The lottery is a form of gambling in which players purchase tickets for a chance to win a prize. The odds of winning vary depending on how many tickets are sold, and the prize money can be large. Although many people play the lottery for fun, it is important to remember that it is not a reliable way to get rich. If you want to increase your chances of winning, try pooling money with friends or family members. This will help you buy more tickets and improve your odds of winning.
In modern times, state lotteries are highly regulated. The games are often advertised through television and radio. The games can range from scratch-offs, where players match numbers to a drawing of items, to daily games, where the player selects three or four numbers. The lottery is also a major source of revenue for public education in many states.

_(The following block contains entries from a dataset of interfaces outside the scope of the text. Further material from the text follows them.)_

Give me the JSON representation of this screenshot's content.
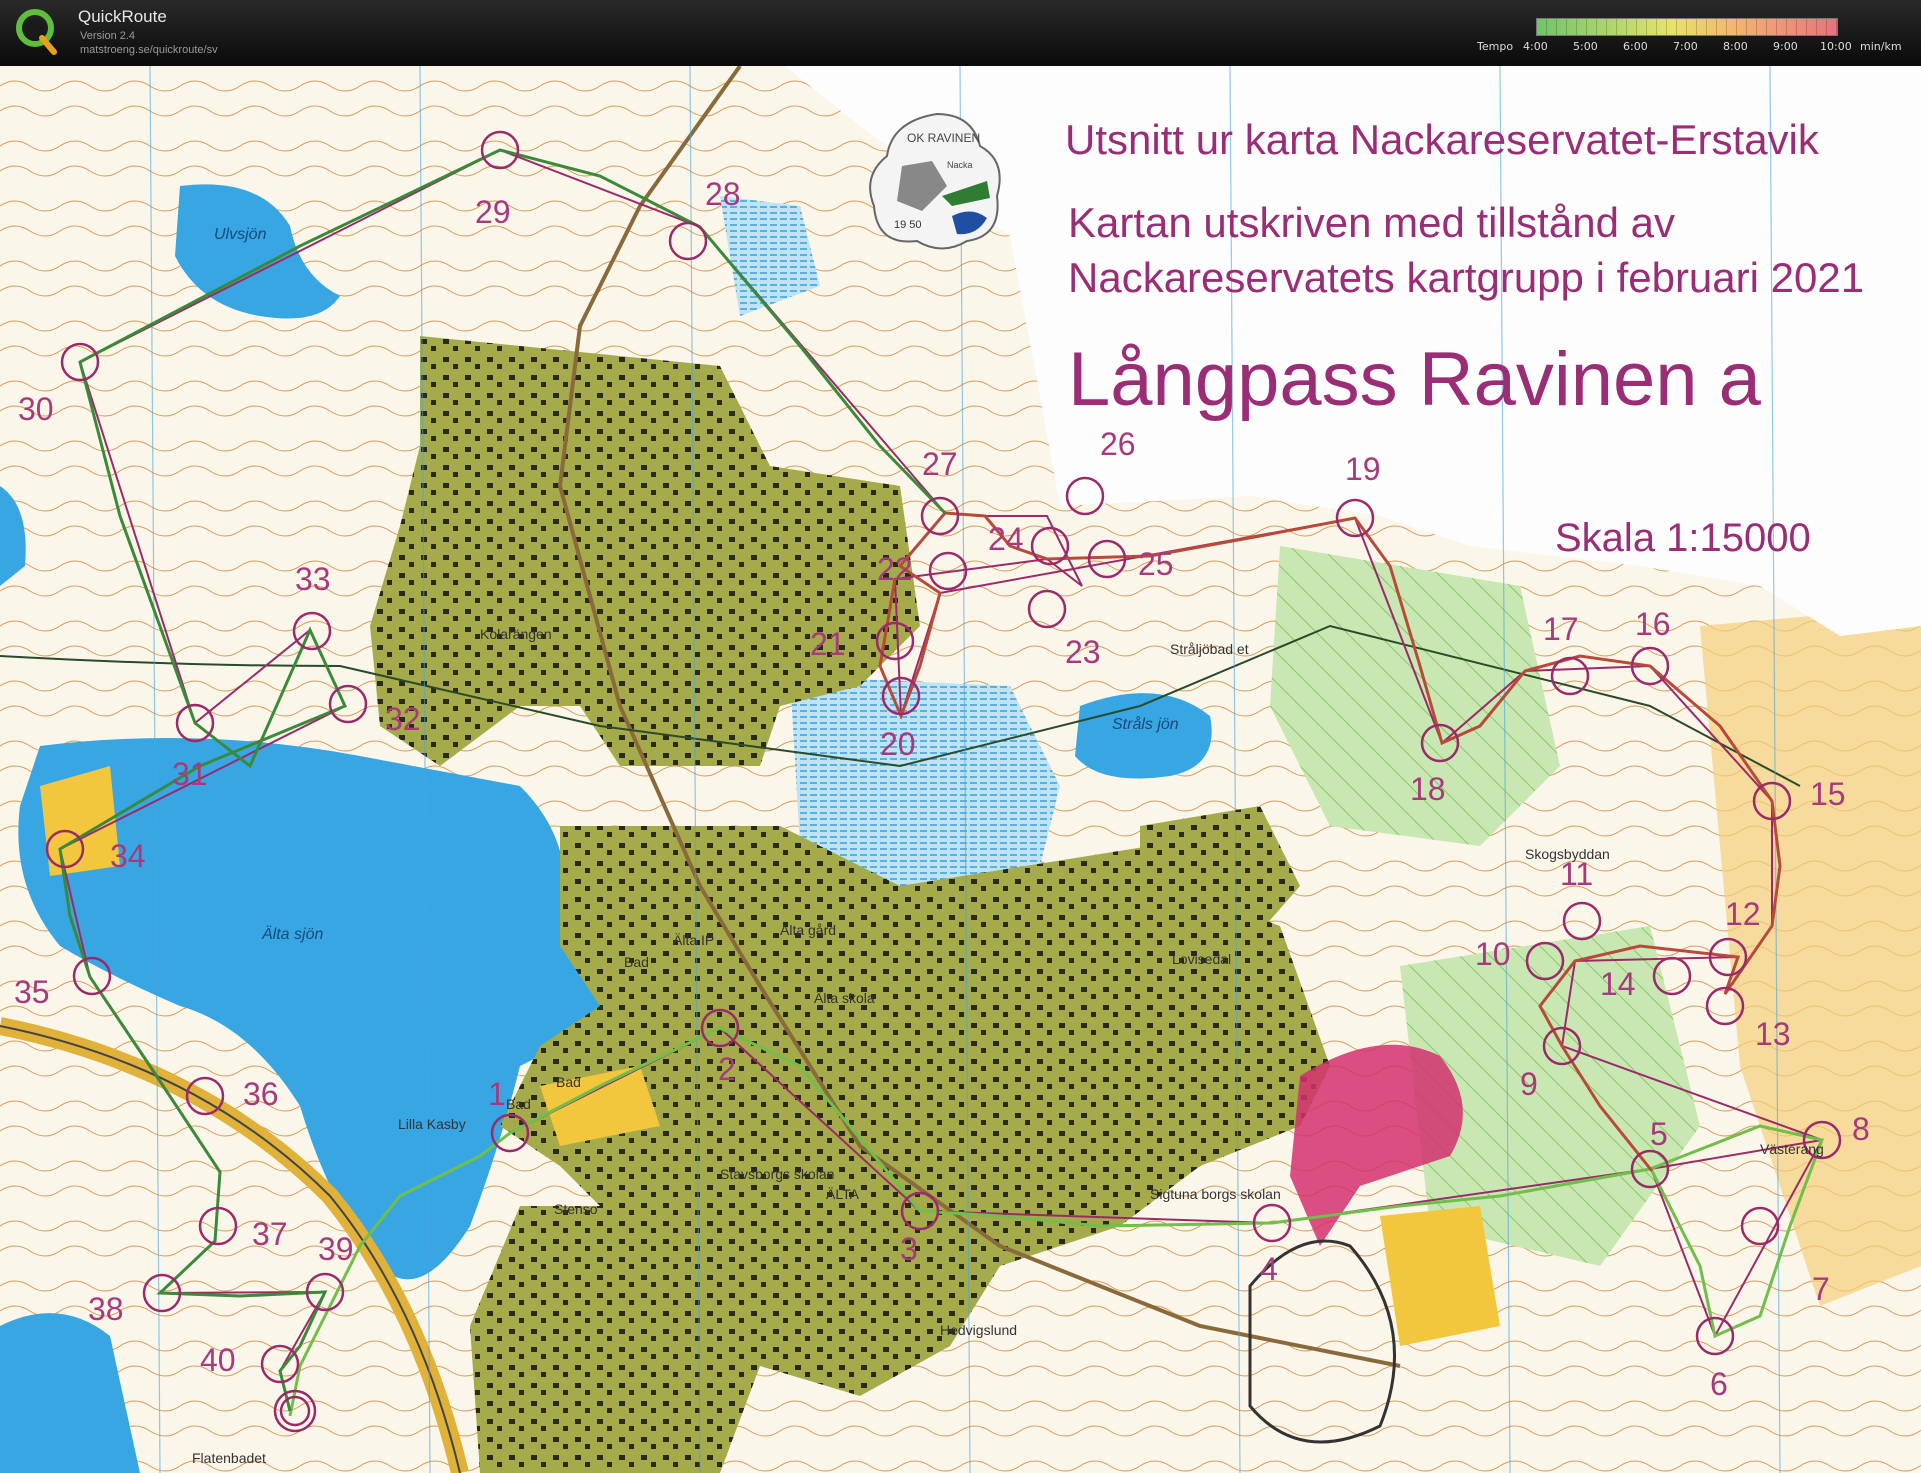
{
  "app": {
    "title": "QuickRoute",
    "version": "Version 2.4",
    "url": "matstroeng.se/quickroute/sv"
  },
  "tempo": {
    "label": "Tempo",
    "ticks": [
      "4:00",
      "5:00",
      "6:00",
      "7:00",
      "8:00",
      "9:00",
      "10:00"
    ],
    "unit": "min/km"
  },
  "map": {
    "header_line1": "Utsnitt ur karta Nackareservatet-Erstavik",
    "header_line2": "Kartan utskriven med tillstånd av",
    "header_line3": "Nackareservatets kartgrupp i februari 2021",
    "title": "Långpass Ravinen a",
    "scale": "Skala 1:15000",
    "club_logo": {
      "name": "OK RAVINEN",
      "place": "Nacka",
      "year": "19 50"
    },
    "controls": [
      "1",
      "2",
      "3",
      "4",
      "5",
      "6",
      "7",
      "8",
      "9",
      "10",
      "11",
      "12",
      "13",
      "14",
      "15",
      "16",
      "17",
      "18",
      "19",
      "20",
      "21",
      "22",
      "23",
      "24",
      "25",
      "26",
      "27",
      "28",
      "29",
      "30",
      "31",
      "32",
      "33",
      "34",
      "35",
      "36",
      "37",
      "38",
      "39",
      "40"
    ],
    "place_names": [
      "Ulvsjön",
      "Kolarängen",
      "Stråljöbad et",
      "Stråls jön",
      "Älta gård",
      "Älta IP",
      "Älta skola",
      "Älta sjön",
      "Bad",
      "Bad",
      "Bad",
      "Lilla Kasby",
      "Stavsborgs skolan",
      "Stenso",
      "ÄLTA",
      "Sigtuna borgs skolan",
      "Hedvigslund",
      "Lovisedal",
      "Skogsbyddan",
      "Västerang",
      "Flatenbadet"
    ]
  },
  "colors": {
    "route_line": "#9b2a6a",
    "water": "#38a7e4",
    "settlement": "#a7ab4a",
    "open_land": "#f3c640",
    "tempo_slow": "#e8727e",
    "tempo_fast": "#6fc46b"
  }
}
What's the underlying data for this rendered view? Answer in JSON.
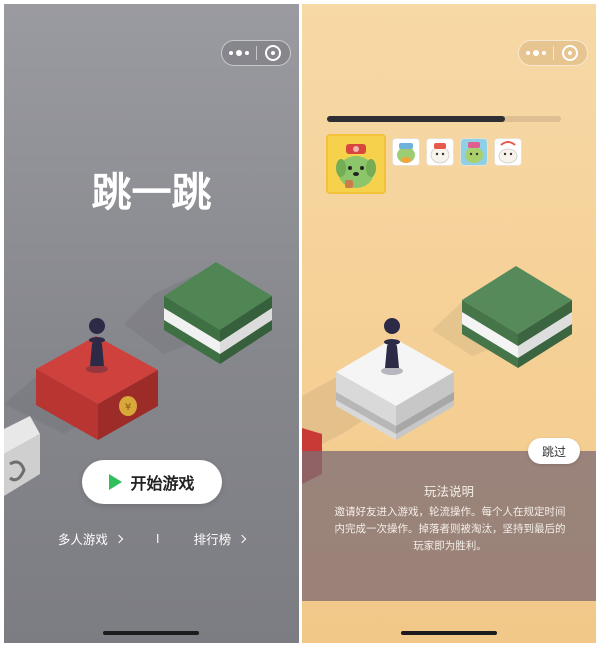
{
  "home": {
    "logo": "跳一跳",
    "start_label": "开始游戏",
    "multiplayer_label": "多人游戏",
    "divider": "I",
    "leaderboard_label": "排行榜",
    "coin_symbol": "¥"
  },
  "tutorial": {
    "progress": 0.76,
    "overlay_title": "玩法说明",
    "overlay_desc": "邀请好友进入游戏，轮流操作。每个人在规定时间内完成一次操作。掉落者则被淘汰，坚持到最后的玩家即为胜利。",
    "skip_label": "跳过"
  },
  "colors": {
    "left_bg": "#8e8f95",
    "right_bg": "#f6d39c",
    "play_green": "#2fbf5b",
    "red_block": "#c93a37",
    "green_block": "#4f8653"
  },
  "icons": [
    "more-dots-icon",
    "close-target-icon",
    "play-icon",
    "chevron-right-icon",
    "coin-icon"
  ]
}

Most states have a monopoly on the lottery industry and control it through a state agency or public corporation. The agencies have to comply with laws governing the sale, promotion, and operation of the games. They must also decide on a structure for the prizes, including how much to pay for each game and whether to offer a single jackpot or several smaller ones. A percentage of the total prize pool is normally reserved for costs and profit.
The first recorded lotteries were keno slips from the Chinese Han dynasty (205–187 BC). They were used to raise funds for construction projects such as the Great Wall of China. In colonial era America, lottery revenues helped to finance road construction, buildings at Harvard and Yale universities, and other public works. George Washington even sponsored a lottery to finance the building of a road across the Blue Ridge Mountains.
Once a lottery is established, it has broad public support. This support is due to the perception that lottery proceeds are devoted to a particular public good such as education. This is particularly true in states where the lotteries are seen as an alternative to raising taxes or cutting other government spending. Nevertheless, the popularity of lotteries is independent of the actual fiscal condition of the state government.
Lotteries also enjoy the support of many specific constituencies, such as convenience store owners (who rely on lottery revenues for their bottom line); vendors and suppliers (heavy contributions to state political campaigns are routinely reported); teachers (in states where lottery revenues are earmarked for education), etc. Consequently, the state is likely to continue running lotteries despite concerns about their negative effects on poor and problem gamblers, as well as about the overall regressive nature of gambling.
The lottery is a complex issue, but in general it is important to understand that lottery officials have limited options for managing the regressive and problematic aspects of the industry. As a result, they must make decisions that balance the need to maximize revenues against the need to promote gambling responsibly and address the problems of compulsive and problem gambling.